1) 4.7Tcf not enough for one train? Ask Marathon Oil, who started an LNG project in Equatorial Guinea with just 1.5Tcf. The Exxon/OilSearch project has about 9Tcf and there is already talk of a third train.
2) The 4.7Tcf (from the GJL reserve report) is a rather old figure, essentially pre-Antelope1. Just to reiterate what Antelope1 brought:
- A net payzone of 2277ft (compare that to Elk1&4, at 88 and 166ft respectively, see p.13 of this presentation)
- An average porosity of 8.8% (higher than the Elk wells)
- A flow rate of 382MMcf/d with the choke only 1/3 open.
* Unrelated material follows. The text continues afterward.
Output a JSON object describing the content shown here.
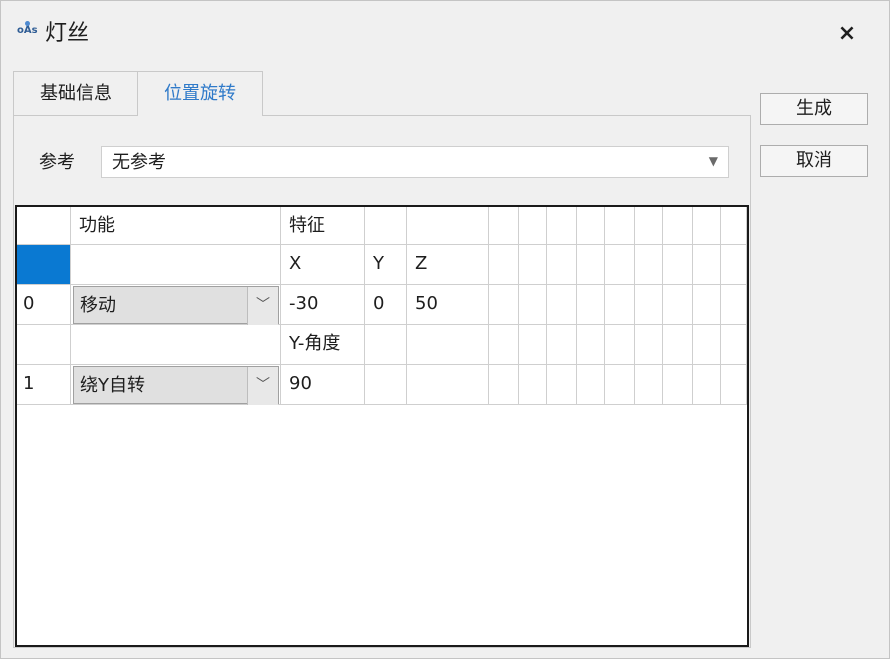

So, it’s no surprise that in a newer report from Knowledge Resource, Antelope1 has significantly increased the resource estimate to 6.7Tcf (and this is the lower P2 number, not the best case). Since Antelope2, some 2.2 miles south of Antelope1, has identified the formation, gas, the reef, and all that some 345ft higher than expected, it is likely the resource estimation will further increase.
Antelope1 nor Antelope2, the new well, arn’t even mentioned in the article…
3) You might want to check what an October 28 update from Morgan Stanley has increased the share price target to $73, even without increasing the gas numbers (still 6.7Tcf). However, it has a bull case in which it increases it’s target price to $142 per share, increasing it’s gas estimate to 8Tcf (adding 100Mbbs of recoverable oil as well.)
4) One might want to check what Morgan Stanley had to say about those FDI (the force behind that InterNOOil website) claims about the geology; check p6 of their first, very thorough report on InterOil (dated September 18, 2009).
You might also want to check p.8 of that same MS report, where the project economics are compared and that lowlands geology turns out to be an advantage, not a disadvantage..
5) No, InterOil hasn’t done any deal yet, and the reasons are entirely obvious. It first wants to figure out what it has, as there is considerable upside with liquids and oil. It even has horizontal drilling equipment available to look for better porosity/permeability low in the formation where the oil is.
The liquids/gas ratio at the top of Antelope2 was also very promising (that ratio can only increase with depth) for the prospects of a liquids stripping plant (we again refer you to that Morgan Stanley update). It can hardly come as a surprise that either liquids stripping or oil production would be very profitable, considering that InterOil runs a 36.5Kbbs/d capacity refinery on PNG. The cash-flow generated will be more than enough to finance it’s part of the LNG plant.
6) Since this newspaper is from Sidney, the location of both OilSearch (OSH) headquarters and Bronte Capital, long in OSH and short in IOC, we wonder whether that source who declined to be named was Bronte..
7) At least, the article doesn’t repeat that old hand favourite basher nonsense, arguing that because InterOil has no reserves, it cannot build an LNG plant:
- “US analysts have said booking reserves was not essential for making a final investment decision on an LNG project, as the rival Exxon project had booked only minimal reserves.”